**Required action:** List, from the lines below, each one with "brutto" in it.

━━━ Supplied data ━━━

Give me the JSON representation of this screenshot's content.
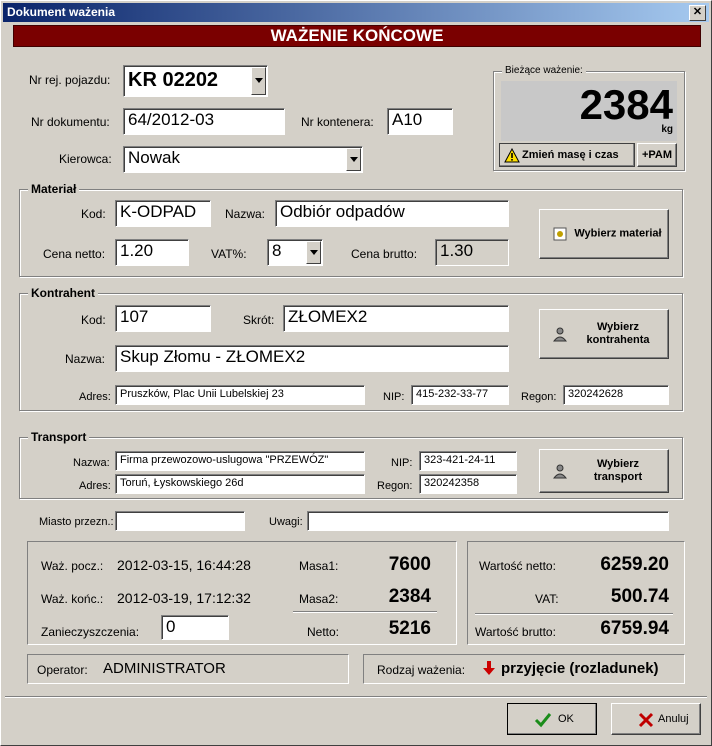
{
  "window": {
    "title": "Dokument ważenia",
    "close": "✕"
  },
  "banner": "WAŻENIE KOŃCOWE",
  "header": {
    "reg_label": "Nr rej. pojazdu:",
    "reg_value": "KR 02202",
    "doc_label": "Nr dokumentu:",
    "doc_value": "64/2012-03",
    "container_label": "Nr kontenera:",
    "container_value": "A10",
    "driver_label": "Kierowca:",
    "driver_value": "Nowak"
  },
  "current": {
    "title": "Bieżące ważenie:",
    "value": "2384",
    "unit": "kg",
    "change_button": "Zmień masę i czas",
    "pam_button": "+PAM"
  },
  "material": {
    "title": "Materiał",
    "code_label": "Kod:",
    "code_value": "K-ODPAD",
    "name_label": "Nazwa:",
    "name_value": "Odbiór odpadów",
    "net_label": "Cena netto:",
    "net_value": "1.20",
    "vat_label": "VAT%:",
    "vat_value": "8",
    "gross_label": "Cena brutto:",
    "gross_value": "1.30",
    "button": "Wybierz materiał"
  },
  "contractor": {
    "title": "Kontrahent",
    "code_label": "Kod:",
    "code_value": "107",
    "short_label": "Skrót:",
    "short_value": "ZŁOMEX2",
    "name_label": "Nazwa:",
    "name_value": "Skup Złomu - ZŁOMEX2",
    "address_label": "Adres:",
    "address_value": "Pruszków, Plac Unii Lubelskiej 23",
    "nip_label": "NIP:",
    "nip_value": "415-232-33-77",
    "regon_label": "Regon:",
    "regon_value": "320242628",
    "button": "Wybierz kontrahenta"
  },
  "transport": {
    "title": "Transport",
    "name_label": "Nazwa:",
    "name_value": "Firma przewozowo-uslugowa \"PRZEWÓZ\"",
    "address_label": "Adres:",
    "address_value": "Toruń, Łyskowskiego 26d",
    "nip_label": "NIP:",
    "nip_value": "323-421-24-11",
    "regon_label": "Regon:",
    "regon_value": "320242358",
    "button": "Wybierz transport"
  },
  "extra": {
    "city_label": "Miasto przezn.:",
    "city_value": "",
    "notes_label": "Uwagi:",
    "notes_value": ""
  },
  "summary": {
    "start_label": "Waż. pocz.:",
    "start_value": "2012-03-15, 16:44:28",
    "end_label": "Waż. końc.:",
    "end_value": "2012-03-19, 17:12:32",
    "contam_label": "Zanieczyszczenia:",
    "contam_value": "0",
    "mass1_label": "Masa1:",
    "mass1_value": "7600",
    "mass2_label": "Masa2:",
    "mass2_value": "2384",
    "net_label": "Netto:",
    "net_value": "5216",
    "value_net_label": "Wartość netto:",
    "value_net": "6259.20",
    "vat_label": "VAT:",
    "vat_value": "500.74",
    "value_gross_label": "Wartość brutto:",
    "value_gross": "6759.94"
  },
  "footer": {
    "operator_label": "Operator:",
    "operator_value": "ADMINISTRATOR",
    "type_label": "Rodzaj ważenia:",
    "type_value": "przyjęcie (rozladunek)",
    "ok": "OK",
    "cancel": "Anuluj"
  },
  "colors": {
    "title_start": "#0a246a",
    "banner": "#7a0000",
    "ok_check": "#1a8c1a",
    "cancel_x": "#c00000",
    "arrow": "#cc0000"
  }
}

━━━
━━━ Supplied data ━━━

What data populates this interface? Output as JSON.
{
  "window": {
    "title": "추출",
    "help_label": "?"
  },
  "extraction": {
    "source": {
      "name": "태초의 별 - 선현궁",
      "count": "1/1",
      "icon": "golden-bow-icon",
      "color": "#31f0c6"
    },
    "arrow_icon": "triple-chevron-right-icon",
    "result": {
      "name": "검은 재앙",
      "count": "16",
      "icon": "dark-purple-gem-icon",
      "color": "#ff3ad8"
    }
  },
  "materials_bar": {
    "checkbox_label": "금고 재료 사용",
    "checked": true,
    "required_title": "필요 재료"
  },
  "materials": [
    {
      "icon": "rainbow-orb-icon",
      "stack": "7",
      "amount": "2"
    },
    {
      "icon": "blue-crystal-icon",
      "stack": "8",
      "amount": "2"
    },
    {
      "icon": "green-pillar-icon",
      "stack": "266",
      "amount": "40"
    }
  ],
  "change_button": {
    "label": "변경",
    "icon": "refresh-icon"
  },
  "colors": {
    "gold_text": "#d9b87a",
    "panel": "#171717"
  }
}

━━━
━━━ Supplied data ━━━

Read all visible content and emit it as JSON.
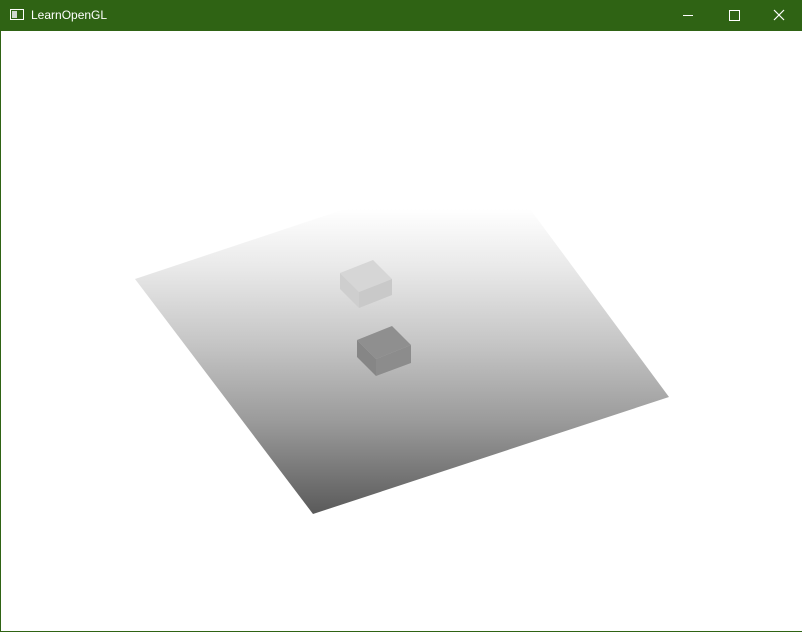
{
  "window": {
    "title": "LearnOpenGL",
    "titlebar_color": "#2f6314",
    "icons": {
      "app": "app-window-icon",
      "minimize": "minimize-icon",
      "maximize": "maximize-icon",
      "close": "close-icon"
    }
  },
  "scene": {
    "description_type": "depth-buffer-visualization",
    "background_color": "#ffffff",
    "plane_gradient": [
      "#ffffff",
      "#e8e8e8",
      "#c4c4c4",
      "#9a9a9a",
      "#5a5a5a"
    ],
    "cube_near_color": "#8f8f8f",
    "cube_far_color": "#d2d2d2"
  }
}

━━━

**Response to the task:**
    "gross_label": "Cena brutto:",
    "value_gross_label": "Wartość brutto:",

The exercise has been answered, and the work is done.